Coming off the ice, he had to take some pictures for promotional material. A characteristic and ominous sound was then heard by the few journalists present: that of skates on concrete. “Damn, I’m on concrete…” Dobeš said at the time, laughing.
Everything is new and learning for the 6’5″ guy. However, this is not the first time that he has been parachuted into a new environment.
The Czech left his family nest at 15 in the hope of one day establishing himself in the professional world. When he was 16, he went to the United States. Thanks to his mother, an English teacher, the language did not shake him too much. Surprisingly, neither does the charming town of Topeka, Kansas.
Because before playing in the USHL and then in the prestigious Big Ten division of the NCAA, Dobeš played 11 games with the Topeka Pilots in the NAHL, a second division junior championship.
“I liked Topeka,” he said with a smile. I signed with them because I had foreign player status in the USHL and they already had another foreign goaltender in Akira Schmid, who is now with the Devils. I was called back the day he was traded. But I had a lot of fun there. »
The Rocket will therefore be the 21-year-old goaltender’s fifth North American team. The self-described goaltender who “likes to play the puck” and who is “not stressed” enjoyed his first practice with the Rocket. He has also started to shoot the pipe of his teammates.
“Guys had a few lucky goals, but I’ll fix that,” he said.
After the elimination of his club from Ohio State University in qualifying for the Frozen Four tournament, Dobeš began his reflection for the rest of his career.
“We got kicked out on Sunday. On Monday, I was already wondering about my future. I decided on Thursday, then it went quickly. On Thursday evening we signed the contract and on Friday we announced it,” he said.
After two seasons in the NCAA where he earned a place among the ten “semi-finalists” for the Mike Richter Trophy, which rewards the best goaltender in the NCAA, the goalkeeper wanted to face another challenge.
“I chose the Big Ten to play against better players,” he explained. Great challenges make you better. […] By choosing to come here, I will face even better players and that will make me a better goalkeeper. »

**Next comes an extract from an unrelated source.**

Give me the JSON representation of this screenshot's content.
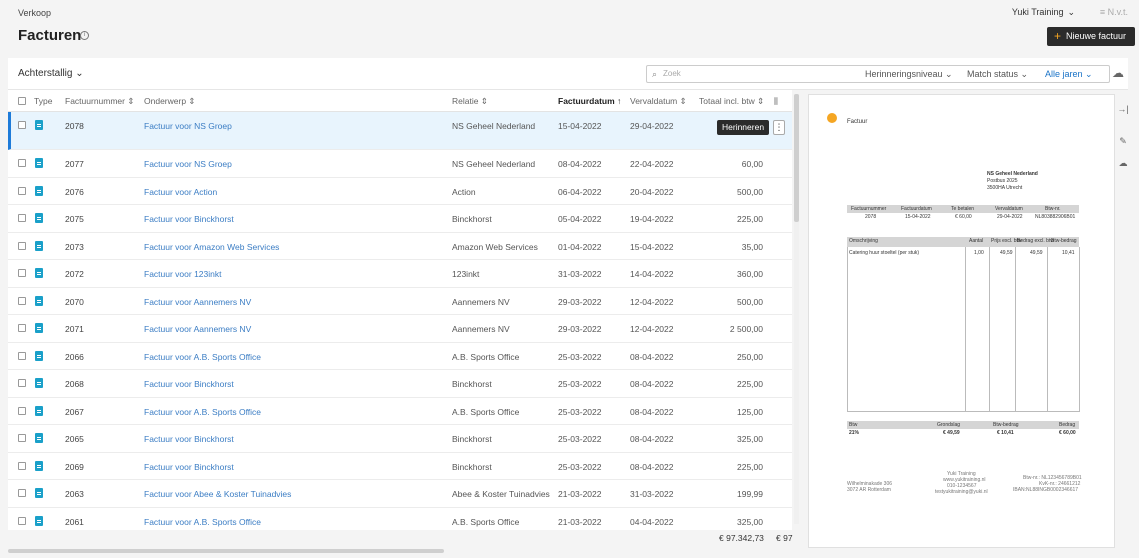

Dobeš has a contract in his pocket for the years 2023-2024 and 2024-2025 with the Canadian, but for this year with the Rocket exclusively. Rocket head coach Jean-Francois Houle clarified that if the Montreal club “deems it’s ready, then it’s ready.” So, in this specific case, the question will not be put to Kent Hughes.

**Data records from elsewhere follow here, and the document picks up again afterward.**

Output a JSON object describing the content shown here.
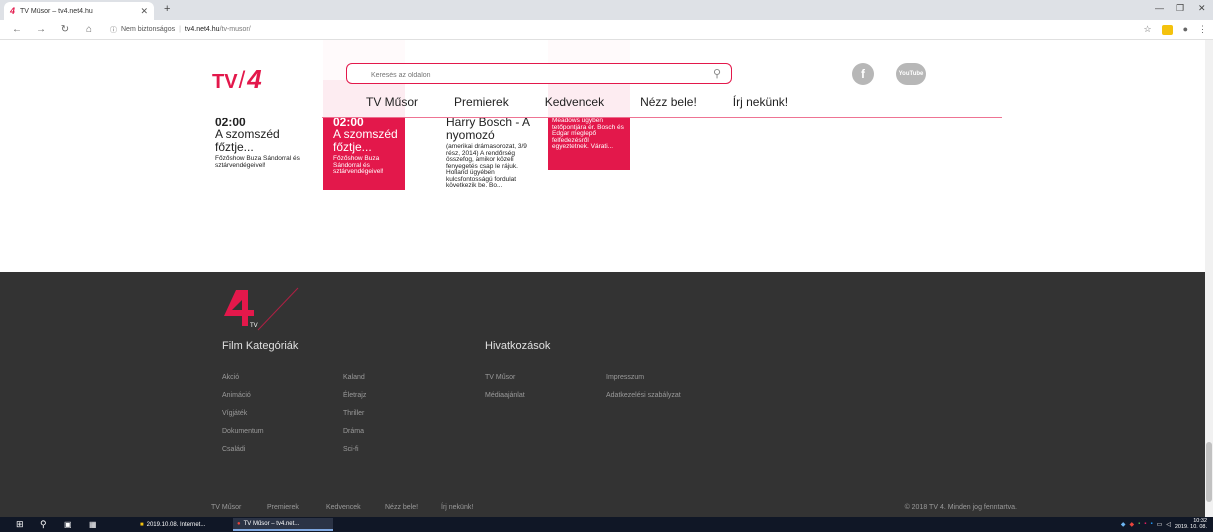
{
  "browser": {
    "tab_title": "TV Műsor – tv4.net4.hu",
    "tab_favicon": "4",
    "security_label": "Nem biztonságos",
    "url_host": "tv4.net4.hu",
    "url_path": "/tv-musor/"
  },
  "header": {
    "logo_tv": "TV",
    "logo_four": "4",
    "search_placeholder": "Keresés az oldalon",
    "social_fb": "f",
    "social_yt": "YouTube",
    "nav": [
      "TV Műsor",
      "Premierek",
      "Kedvencek",
      "Nézz bele!",
      "Írj nekünk!"
    ]
  },
  "schedule": [
    {
      "time": "02:00",
      "title": "A szomszéd főztje...",
      "desc": "Főzőshow Buza Sándorral és sztárvendégeivel!",
      "highlight": false
    },
    {
      "time": "02:00",
      "title": "A szomszéd főztje...",
      "desc": "Főzőshow Buza Sándorral és sztárvendégeivel!",
      "highlight": true
    },
    {
      "time": "",
      "title": "Harry Bosch - A nyomozó",
      "desc": "(amerikai drámasorozat, 3/9 rész, 2014) A rendőrség összefog, amikor közeli fenyegetés csap le rájuk. Holland ügyében kulcsfontosságú fordulat következik be. Bo...",
      "highlight": false
    },
    {
      "time": "",
      "title": "",
      "desc": "Meadows ügyben tetőpontjára ér. Bosch és Edgar meglepő felfedezésről egyeztetnek. Várati...",
      "highlight": true
    }
  ],
  "footer": {
    "film_heading": "Film Kategóriák",
    "links_heading": "Hivatkozások",
    "film_col1": [
      "Akció",
      "Animáció",
      "Vígjáték",
      "Dokumentum",
      "Családi"
    ],
    "film_col2": [
      "Kaland",
      "Életrajz",
      "Thriller",
      "Dráma",
      "Sci-fi"
    ],
    "links_col1": [
      "TV Műsor",
      "Médiaajánlat"
    ],
    "links_col2": [
      "Impresszum",
      "Adatkezelési szabályzat"
    ],
    "bottom_nav": [
      "TV Műsor",
      "Premierek",
      "Kedvencek",
      "Nézz bele!",
      "Írj nekünk!"
    ],
    "copyright": "© 2018 TV 4. Minden jog fenntartva."
  },
  "taskbar": {
    "app1": "2019.10.08. Internet...",
    "app2": "TV Műsor – tv4.net...",
    "time": "10:32",
    "date": "2019. 10. 08."
  },
  "colors": {
    "brand": "#e3184b",
    "footer_bg": "#333333"
  }
}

While his status as a 2020 5th-round draft pick doesn’t intimidate him compared to other teammates selected earlier, Dobeš knows he still has some work to do before he helps the Habs, or even the Rocket.
“I have to be better technically. Sidney Crosby and Nathan MacKinnon will find the slightest opening. So I have to adjust to facing better players. I have to take advantage of my greatness,” he noted.
Houle hasn’t completely ruled out the possibility of seeing Dobeš in front of the Laval club’s goal this season, “because there may be injuries”. But all in all, the newcomer should stay behind by the end of the season.
He will therefore have time to acclimatize to the club, progress, without forgetting the chance to discover every corner of Place Bell.
Although a handful of NHL goaltenders wear high numbers – see here Kings Joonas Korpisalo (70) and Lightning Andrei Vasilevskiy (88) – few deviate from the few traditional numbers like 1, 30 and 31 Despite being aware that 71 “is a skater’s number,” Dobeš made a point of explaining why he’s worn it most of his career and now with the Rocket: “When I was little, I used to play PlayStation and a player who has the same nickname as me had the number 71 [Editor’s note: this player was Filip Kuba and Dobeš’s nickname is Kuba]. When I played with it, I thought it was me. The following week, we were choosing our number for the season, so I took it. It’s a unique number and it represents me. »